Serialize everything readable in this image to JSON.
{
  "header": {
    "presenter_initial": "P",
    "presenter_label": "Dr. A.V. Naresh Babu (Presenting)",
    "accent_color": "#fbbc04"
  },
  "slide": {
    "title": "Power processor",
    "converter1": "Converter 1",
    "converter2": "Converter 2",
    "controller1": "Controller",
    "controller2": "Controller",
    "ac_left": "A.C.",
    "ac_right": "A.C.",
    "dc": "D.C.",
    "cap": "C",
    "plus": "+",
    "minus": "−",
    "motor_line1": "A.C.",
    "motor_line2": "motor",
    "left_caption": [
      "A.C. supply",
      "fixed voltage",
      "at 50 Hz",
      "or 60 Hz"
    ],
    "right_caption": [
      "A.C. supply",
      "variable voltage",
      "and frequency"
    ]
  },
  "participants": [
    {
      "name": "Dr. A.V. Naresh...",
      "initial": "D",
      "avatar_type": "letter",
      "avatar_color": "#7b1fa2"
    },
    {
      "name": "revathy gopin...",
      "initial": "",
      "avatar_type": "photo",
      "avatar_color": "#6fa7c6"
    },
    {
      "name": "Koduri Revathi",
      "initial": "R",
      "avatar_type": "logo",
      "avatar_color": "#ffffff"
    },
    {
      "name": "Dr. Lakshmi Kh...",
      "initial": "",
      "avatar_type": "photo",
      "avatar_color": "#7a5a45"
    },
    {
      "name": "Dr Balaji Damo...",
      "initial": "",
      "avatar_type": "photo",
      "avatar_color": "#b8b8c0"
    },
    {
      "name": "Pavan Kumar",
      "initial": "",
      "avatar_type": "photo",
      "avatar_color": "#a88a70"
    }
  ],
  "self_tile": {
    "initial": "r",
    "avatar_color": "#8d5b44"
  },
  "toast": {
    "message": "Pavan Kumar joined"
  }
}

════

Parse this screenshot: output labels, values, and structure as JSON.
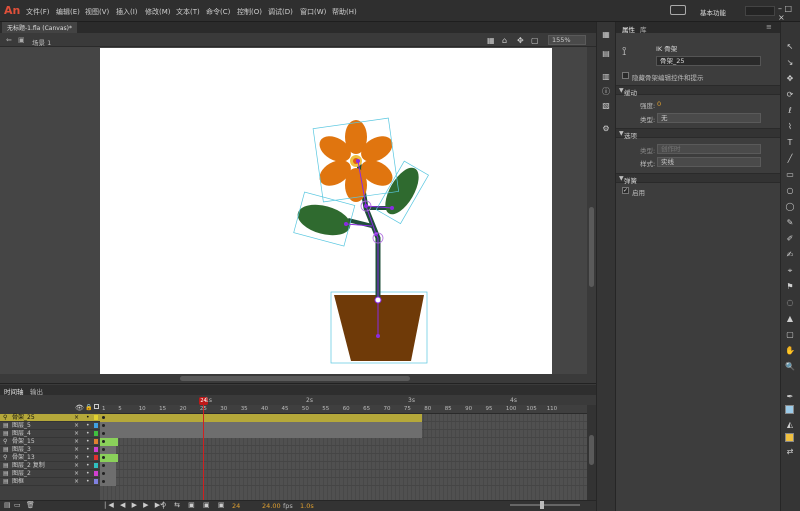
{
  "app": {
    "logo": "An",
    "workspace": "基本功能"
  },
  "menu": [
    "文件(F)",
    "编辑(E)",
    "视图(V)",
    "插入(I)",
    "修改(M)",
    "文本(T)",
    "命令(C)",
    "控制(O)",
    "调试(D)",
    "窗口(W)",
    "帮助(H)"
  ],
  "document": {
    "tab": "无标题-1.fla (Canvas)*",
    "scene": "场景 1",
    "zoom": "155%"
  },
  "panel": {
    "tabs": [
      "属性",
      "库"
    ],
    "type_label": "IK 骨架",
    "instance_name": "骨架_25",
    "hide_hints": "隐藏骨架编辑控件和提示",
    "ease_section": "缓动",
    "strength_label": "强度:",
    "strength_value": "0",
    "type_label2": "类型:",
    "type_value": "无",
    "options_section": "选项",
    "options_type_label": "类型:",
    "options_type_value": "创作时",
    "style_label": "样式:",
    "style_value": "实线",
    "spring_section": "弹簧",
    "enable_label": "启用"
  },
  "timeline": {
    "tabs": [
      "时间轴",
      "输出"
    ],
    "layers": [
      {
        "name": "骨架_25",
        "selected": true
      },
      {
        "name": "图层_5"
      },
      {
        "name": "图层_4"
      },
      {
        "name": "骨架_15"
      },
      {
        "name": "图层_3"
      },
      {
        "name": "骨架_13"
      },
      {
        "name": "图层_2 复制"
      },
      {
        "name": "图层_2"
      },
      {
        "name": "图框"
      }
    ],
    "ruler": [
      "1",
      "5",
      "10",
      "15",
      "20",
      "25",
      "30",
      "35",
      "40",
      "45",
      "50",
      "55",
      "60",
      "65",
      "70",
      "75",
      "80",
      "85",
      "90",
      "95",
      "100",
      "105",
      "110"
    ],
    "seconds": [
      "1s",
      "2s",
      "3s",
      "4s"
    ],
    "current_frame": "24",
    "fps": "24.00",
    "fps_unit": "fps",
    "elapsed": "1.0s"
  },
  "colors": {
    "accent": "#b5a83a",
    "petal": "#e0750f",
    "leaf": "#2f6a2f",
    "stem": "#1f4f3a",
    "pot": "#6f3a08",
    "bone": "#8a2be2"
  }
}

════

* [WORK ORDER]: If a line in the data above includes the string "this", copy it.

* [TASK OUTPUT]:
Serialize everything readable in this image to JSON.
Parse this screenshot: output labels, values, and structure as JSON.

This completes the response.